Since medieval times until recently, guardians of religion, especially those influencing the religious pulpit and dictating at the sanctum sanctorum, have treated women with lesser regards, often times humiliatingly. Though male chauvinism has perpetuated over the years, often I feel, women too contribute to their malady. I was talking with an IIT graduated with strong liberal views and I was surprised to hear her recantation of the age old dogmas. This IIT alumnus is not an isolated example, and not all highly educated women submit to the old dogmas. However, submission to these dogmas makes me think that women too contribute to this state.
However, times have changed and Women have become more aware of their rights. They have realized that it is time to stop this second class maltreatment. Women entering Shani Shingnapur’s inner sanctum after 400-year, broke the tradition. I am a strong proponent of equality between gender and women rights.

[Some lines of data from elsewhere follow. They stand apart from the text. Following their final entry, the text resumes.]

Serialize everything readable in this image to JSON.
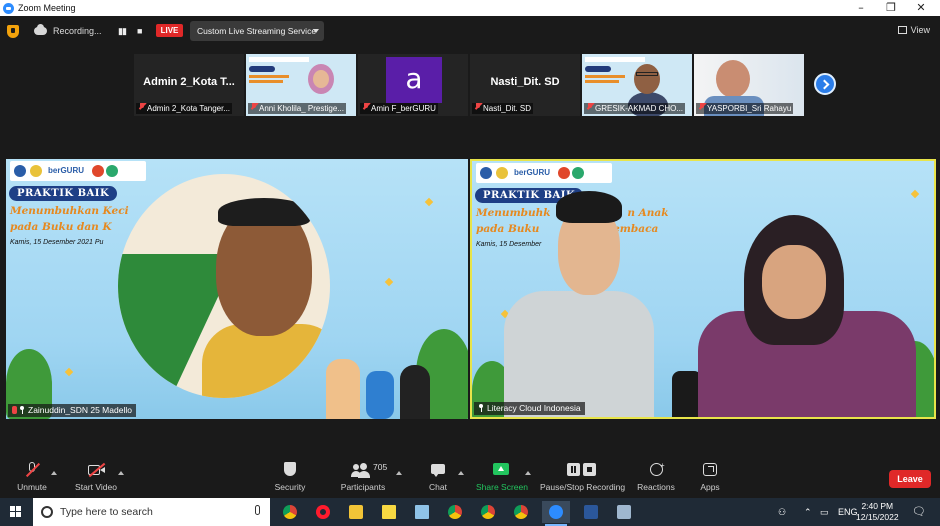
{
  "window": {
    "title": "Zoom Meeting"
  },
  "topbar": {
    "recording_label": "Recording...",
    "live_badge": "LIVE",
    "stream_dropdown": "Custom Live Streaming Service",
    "view_label": "View"
  },
  "thumbnails": [
    {
      "big_label": "Admin 2_Kota T...",
      "name": "Admin 2_Kota Tanger..."
    },
    {
      "name": "Anni Kholila_ Prestige..."
    },
    {
      "avatar_letter": "a",
      "name": "Amin F_berGURU"
    },
    {
      "big_label": "Nasti_Dit. SD",
      "name": "Nasti_Dit. SD"
    },
    {
      "name": "GRESIK-AKMAD CHO..."
    },
    {
      "name": "YASPORBI_Sri Rahayu"
    }
  ],
  "main_left": {
    "badge": "PRAKTIK BAIK",
    "headline_1": "Menumbuhkan Keci",
    "headline_2": "pada Buku dan K",
    "date": "Kamis, 15 Desember 2021 Pu",
    "logo_text": "berGURU",
    "name": "Zainuddin_SDN 25 Madello"
  },
  "main_right": {
    "badge": "PRAKTIK BAIK",
    "headline_1": "Menumbuhk                     n Anak",
    "headline_2": "pada Buku                 Membaca",
    "date": "Kamis, 15 Desember                          .00 WIB",
    "logo_text": "berGURU",
    "name": "Literacy Cloud Indonesia"
  },
  "toolbar": {
    "unmute": "Unmute",
    "start_video": "Start Video",
    "security": "Security",
    "participants": "Participants",
    "participants_count": "705",
    "chat": "Chat",
    "share_screen": "Share Screen",
    "pause_recording": "Pause/Stop Recording",
    "reactions": "Reactions",
    "apps": "Apps",
    "leave": "Leave"
  },
  "taskbar": {
    "search_placeholder": "Type here to search",
    "lang": "ENG",
    "time": "2:40 PM",
    "date": "12/15/2022"
  },
  "colors": {
    "accent_live": "#e02828",
    "zoom_blue": "#2d8cff",
    "active_speaker": "#e8e44a",
    "share_green": "#22c55e"
  }
}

I believe, though late, the global #Me Too, Women taking the wheels in Saudi Arabia are all signs of that awareness and assertiveness.
However, the story at Sabarimal Temple is different. It is in fact a desecration of the choice of Lord Ayappa. Lord Ayappa had chosen celibacy as his way of life and he wanted to stay away from the carnal world. Even if we are not to believe in his existence, it is about a choice and Sabarimal Temple represents that choice. Are we not to respect that, especially when we respect and accept prochoice (for abortions), or gender identity and preference (Guys and Lesbian)?
Sabarimal Temple represents a different ideology and we have to respect the views of that deity if we consider this as live and valid, if we consider it as a folklore, the reason to pay respect itself annuls.
It is interesting to read Suhrith Parthsarthy’s article on Sabarimala Singularity (Link provided in reference) as the authors wades through multiple facets of faith, equality and choice.
Also, criticism from other religious groups are most welcome, however, they should also abide and be receptive to receive reciprocal outsider perspective. This last statement is in reference to a IUML rally in support of the court verdict (reference below).
Sabarimala: India’s Kerala paralysed amid protests over temple entry